> Task directions
Your answer must be the records, copied with no change.

> Study material
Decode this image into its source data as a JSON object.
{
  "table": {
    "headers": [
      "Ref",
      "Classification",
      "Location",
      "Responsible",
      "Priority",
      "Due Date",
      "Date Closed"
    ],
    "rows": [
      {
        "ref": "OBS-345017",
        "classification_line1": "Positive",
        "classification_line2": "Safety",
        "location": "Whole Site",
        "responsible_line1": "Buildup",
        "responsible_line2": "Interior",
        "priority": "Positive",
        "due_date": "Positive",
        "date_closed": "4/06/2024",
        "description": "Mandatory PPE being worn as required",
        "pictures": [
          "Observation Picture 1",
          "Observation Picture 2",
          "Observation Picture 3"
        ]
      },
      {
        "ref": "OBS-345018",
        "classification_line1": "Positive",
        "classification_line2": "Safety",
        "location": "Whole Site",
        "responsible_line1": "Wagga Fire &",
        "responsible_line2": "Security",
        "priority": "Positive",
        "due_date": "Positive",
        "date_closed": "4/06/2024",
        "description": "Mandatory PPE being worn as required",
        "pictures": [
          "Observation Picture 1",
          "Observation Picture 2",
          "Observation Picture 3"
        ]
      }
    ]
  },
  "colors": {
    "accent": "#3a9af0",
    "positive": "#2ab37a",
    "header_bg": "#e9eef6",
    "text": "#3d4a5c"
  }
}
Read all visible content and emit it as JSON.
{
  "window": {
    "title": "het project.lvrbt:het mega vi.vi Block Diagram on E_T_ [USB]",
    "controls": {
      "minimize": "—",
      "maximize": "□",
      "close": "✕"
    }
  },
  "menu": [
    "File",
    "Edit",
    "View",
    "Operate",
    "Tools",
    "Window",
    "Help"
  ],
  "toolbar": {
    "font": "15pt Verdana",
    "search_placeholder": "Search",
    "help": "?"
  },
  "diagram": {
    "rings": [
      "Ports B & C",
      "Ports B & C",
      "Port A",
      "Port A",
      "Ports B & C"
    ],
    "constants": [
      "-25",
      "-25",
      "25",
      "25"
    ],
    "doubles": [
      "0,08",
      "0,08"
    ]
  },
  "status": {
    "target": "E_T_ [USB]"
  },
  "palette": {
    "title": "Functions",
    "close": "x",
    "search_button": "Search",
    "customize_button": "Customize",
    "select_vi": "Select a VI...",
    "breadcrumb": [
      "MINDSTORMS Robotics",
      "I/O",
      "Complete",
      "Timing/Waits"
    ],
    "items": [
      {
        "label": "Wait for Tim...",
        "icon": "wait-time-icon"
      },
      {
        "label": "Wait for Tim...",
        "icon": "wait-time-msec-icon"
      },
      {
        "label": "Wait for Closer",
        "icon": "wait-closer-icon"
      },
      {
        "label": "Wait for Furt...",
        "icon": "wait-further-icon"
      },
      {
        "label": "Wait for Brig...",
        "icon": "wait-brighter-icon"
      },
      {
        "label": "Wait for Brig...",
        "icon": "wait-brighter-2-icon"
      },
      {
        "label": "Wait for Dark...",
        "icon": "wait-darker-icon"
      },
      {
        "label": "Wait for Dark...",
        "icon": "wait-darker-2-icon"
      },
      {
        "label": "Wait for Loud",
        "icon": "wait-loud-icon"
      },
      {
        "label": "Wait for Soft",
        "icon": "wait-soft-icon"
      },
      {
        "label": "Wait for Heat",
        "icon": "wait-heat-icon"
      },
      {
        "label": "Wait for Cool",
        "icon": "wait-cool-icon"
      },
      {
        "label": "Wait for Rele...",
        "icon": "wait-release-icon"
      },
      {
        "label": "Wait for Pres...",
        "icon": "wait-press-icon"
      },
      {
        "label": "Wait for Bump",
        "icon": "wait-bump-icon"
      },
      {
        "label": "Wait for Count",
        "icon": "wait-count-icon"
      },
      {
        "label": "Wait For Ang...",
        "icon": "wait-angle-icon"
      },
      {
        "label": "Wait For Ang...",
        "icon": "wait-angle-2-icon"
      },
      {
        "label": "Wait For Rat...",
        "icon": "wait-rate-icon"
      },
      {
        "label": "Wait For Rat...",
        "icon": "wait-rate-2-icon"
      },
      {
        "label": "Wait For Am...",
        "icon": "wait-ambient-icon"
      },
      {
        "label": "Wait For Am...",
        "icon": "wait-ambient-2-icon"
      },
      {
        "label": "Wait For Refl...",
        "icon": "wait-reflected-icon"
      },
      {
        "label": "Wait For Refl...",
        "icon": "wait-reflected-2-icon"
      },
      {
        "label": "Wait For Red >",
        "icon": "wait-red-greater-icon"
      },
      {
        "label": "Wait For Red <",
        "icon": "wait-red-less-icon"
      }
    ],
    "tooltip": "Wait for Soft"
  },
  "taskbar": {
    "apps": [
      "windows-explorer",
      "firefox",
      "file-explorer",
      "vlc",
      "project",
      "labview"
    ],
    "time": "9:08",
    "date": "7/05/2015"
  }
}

> Solution to the problem
Decode this image into its source data as a JSON object.
{
  "table": {
    "headers": [
      "Ref",
      "Classification",
      "Location",
      "Responsible",
      "Priority",
      "Due Date",
      "Date Closed"
    ],
    "rows": [
      {
        "ref": "OBS-345017",
        "classification_line1": "Positive",
        "classification_line2": "Safety",
        "location": "Whole Site",
        "responsible_line1": "Buildup",
        "responsible_line2": "Interior",
        "priority": "Positive",
        "due_date": "Positive",
        "date_closed": "4/06/2024",
        "description": "Mandatory PPE being worn as required",
        "pictures": [
          "Observation Picture 1",
          "Observation Picture 2",
          "Observation Picture 3"
        ]
      },
      {
        "ref": "OBS-345018",
        "classification_line1": "Positive",
        "classification_line2": "Safety",
        "location": "Whole Site",
        "responsible_line1": "Wagga Fire &",
        "responsible_line2": "Security",
        "priority": "Positive",
        "due_date": "Positive",
        "date_closed": "4/06/2024",
        "description": "Mandatory PPE being worn as required",
        "pictures": [
          "Observation Picture 1",
          "Observation Picture 2",
          "Observation Picture 3"
        ]
      }
    ]
  },
  "colors": {
    "accent": "#3a9af0",
    "positive": "#2ab37a",
    "header_bg": "#e9eef6",
    "text": "#3d4a5c"
  }
}
Read all visible content and emit it as JSON.
{
  "window": {
    "title": "het project.lvrbt:het mega vi.vi Block Diagram on E_T_ [USB]",
    "controls": {
      "minimize": "—",
      "maximize": "□",
      "close": "✕"
    }
  },
  "menu": [
    "File",
    "Edit",
    "View",
    "Operate",
    "Tools",
    "Window",
    "Help"
  ],
  "toolbar": {
    "font": "15pt Verdana",
    "search_placeholder": "Search",
    "help": "?"
  },
  "diagram": {
    "rings": [
      "Ports B & C",
      "Ports B & C",
      "Port A",
      "Port A",
      "Ports B & C"
    ],
    "constants": [
      "-25",
      "-25",
      "25",
      "25"
    ],
    "doubles": [
      "0,08",
      "0,08"
    ]
  },
  "status": {
    "target": "E_T_ [USB]"
  },
  "palette": {
    "title": "Functions",
    "close": "x",
    "search_button": "Search",
    "customize_button": "Customize",
    "select_vi": "Select a VI...",
    "breadcrumb": [
      "MINDSTORMS Robotics",
      "I/O",
      "Complete",
      "Timing/Waits"
    ],
    "items": [
      {
        "label": "Wait for Tim...",
        "icon": "wait-time-icon"
      },
      {
        "label": "Wait for Tim...",
        "icon": "wait-time-msec-icon"
      },
      {
        "label": "Wait for Closer",
        "icon": "wait-closer-icon"
      },
      {
        "label": "Wait for Furt...",
        "icon": "wait-further-icon"
      },
      {
        "label": "Wait for Brig...",
        "icon": "wait-brighter-icon"
      },
      {
        "label": "Wait for Brig...",
        "icon": "wait-brighter-2-icon"
      },
      {
        "label": "Wait for Dark...",
        "icon": "wait-darker-icon"
      },
      {
        "label": "Wait for Dark...",
        "icon": "wait-darker-2-icon"
      },
      {
        "label": "Wait for Loud",
        "icon": "wait-loud-icon"
      },
      {
        "label": "Wait for Soft",
        "icon": "wait-soft-icon"
      },
      {
        "label": "Wait for Heat",
        "icon": "wait-heat-icon"
      },
      {
        "label": "Wait for Cool",
        "icon": "wait-cool-icon"
      },
      {
        "label": "Wait for Rele...",
        "icon": "wait-release-icon"
      },
      {
        "label": "Wait for Pres...",
        "icon": "wait-press-icon"
      },
      {
        "label": "Wait for Bump",
        "icon": "wait-bump-icon"
      },
      {
        "label": "Wait for Count",
        "icon": "wait-count-icon"
      },
      {
        "label": "Wait For Ang...",
        "icon": "wait-angle-icon"
      },
      {
        "label": "Wait For Ang...",
        "icon": "wait-angle-2-icon"
      },
      {
        "label": "Wait For Rat...",
        "icon": "wait-rate-icon"
      },
      {
        "label": "Wait For Rat...",
        "icon": "wait-rate-2-icon"
      },
      {
        "label": "Wait For Am...",
        "icon": "wait-ambient-icon"
      },
      {
        "label": "Wait For Am...",
        "icon": "wait-ambient-2-icon"
      },
      {
        "label": "Wait For Refl...",
        "icon": "wait-reflected-icon"
      },
      {
        "label": "Wait For Refl...",
        "icon": "wait-reflected-2-icon"
      },
      {
        "label": "Wait For Red >",
        "icon": "wait-red-greater-icon"
      },
      {
        "label": "Wait For Red <",
        "icon": "wait-red-less-icon"
      }
    ],
    "tooltip": "Wait for Soft"
  },
  "taskbar": {
    "apps": [
      "windows-explorer",
      "firefox",
      "file-explorer",
      "vlc",
      "project",
      "labview"
    ],
    "time": "9:08",
    "date": "7/05/2015"
  }
}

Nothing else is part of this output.